These birds measure about 10 to 11 inches in length, making them slightly larger than a blackbird.

Mistle Thrushes are commonly found in open woodlands, parks, and gardens, often occupying areas with scattered trees or hedgerows. They prefer habitats with a mix of trees and open spaces, allowing them to forage on the ground and take cover in trees when threatened.

This species has a broad distribution across Europe and Asia, ranging from the United Kingdom and Scandinavia to Siberia and Japan. Mistle Thrushes are generally resident birds, although some individuals may undertake seasonal movements in search of food during harsh winter conditions.

The diet of the Mistle Thrush consists of a wide range of food items. They feed on insects, snails, worms, berries, fruits, and occasionally, small reptiles or amphibians. Mistle Thrushes have a unique feeding behavior where they often feed on the ground, turning leaves with their bill to uncover hidden invertebrates.

During the winter months, when food is scarce, these birds may defend feeding territories, vigorously guarding their preferred food sources.

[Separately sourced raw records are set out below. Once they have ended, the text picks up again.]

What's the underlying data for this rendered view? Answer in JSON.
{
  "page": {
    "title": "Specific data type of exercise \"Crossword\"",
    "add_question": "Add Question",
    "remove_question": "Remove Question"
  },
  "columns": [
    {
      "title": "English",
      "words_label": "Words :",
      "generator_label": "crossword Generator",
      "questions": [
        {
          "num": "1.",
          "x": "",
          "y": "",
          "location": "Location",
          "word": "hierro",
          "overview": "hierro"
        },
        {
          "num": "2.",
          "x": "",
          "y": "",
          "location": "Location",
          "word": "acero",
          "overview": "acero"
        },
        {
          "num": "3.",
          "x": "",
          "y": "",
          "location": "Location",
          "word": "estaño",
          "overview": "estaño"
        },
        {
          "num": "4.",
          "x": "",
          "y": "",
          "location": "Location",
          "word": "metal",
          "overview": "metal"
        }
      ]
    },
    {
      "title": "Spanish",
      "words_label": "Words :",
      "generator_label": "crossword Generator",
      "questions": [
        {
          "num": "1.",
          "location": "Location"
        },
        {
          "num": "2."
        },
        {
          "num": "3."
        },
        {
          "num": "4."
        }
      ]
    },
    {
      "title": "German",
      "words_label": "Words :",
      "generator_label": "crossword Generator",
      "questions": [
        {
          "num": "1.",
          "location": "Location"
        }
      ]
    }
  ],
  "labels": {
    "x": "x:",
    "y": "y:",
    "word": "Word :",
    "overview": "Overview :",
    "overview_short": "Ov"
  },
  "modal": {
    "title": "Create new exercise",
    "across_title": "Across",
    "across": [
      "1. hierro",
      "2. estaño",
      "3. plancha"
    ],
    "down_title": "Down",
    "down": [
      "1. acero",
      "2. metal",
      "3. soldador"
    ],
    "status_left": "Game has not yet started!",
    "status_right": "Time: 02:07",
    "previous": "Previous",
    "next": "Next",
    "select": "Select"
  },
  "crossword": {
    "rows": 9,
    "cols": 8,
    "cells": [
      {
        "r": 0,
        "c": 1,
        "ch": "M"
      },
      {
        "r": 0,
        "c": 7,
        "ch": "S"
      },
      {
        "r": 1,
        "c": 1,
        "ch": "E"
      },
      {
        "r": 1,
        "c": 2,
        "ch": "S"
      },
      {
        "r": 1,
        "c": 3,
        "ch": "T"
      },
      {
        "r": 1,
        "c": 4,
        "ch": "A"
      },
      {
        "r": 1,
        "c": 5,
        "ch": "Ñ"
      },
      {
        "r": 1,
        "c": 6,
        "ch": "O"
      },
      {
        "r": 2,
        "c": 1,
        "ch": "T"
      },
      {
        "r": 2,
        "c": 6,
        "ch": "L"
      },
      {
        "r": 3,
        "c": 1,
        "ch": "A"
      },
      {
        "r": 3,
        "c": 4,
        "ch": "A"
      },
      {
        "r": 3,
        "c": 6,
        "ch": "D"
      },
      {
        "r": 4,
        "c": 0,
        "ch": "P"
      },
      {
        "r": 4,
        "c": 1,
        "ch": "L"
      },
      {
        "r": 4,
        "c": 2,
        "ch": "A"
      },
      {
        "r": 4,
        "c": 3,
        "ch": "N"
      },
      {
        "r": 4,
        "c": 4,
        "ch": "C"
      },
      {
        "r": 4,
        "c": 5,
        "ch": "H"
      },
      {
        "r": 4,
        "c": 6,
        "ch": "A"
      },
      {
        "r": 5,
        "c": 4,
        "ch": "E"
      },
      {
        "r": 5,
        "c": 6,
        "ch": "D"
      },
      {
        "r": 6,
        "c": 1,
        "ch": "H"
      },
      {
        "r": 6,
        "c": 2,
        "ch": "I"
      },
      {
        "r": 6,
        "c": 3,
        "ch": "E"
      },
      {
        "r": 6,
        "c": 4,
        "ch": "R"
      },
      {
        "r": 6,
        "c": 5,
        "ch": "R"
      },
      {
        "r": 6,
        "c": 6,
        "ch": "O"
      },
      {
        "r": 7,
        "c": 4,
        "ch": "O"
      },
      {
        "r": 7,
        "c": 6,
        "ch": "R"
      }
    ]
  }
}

  • Mistle Thrushes are known for their distinctive loud and melodious song, which is sung from treetops during the breeding season.
  • They are territorial birds and will defend their nesting area against intruders, including other Mistle Thrushes.
  • Mistle Thrushes are among the earliest breeders, often starting their nesting activities in late winter or early spring.
  • These birds are known to be “farmers” of mistletoe, as they play a crucial role in dispersing the seeds of this parasitic plant through their droppings.
  • Mistle Thrushes are associated with folklore and are believed to bring good luck, particularly when spotted near a house or at Christmas time.
Birds that start with ABirds that start with BBirds that start with C
Birds that start with DBirds that start with EBirds that start with F
Birds that start with GBirds that start with HBirds that start with I
Birds that start with JBirds that start with KBirds that start with L
Birds that start with MBirds that start with NBirds that start with O
Birds that start with PBirds that start with QBirds that start with R
Birds that start with SBirds that start with TBirds that start with U
Birds that start with VBirds that start with WBirds that start with X

About the author

Latest posts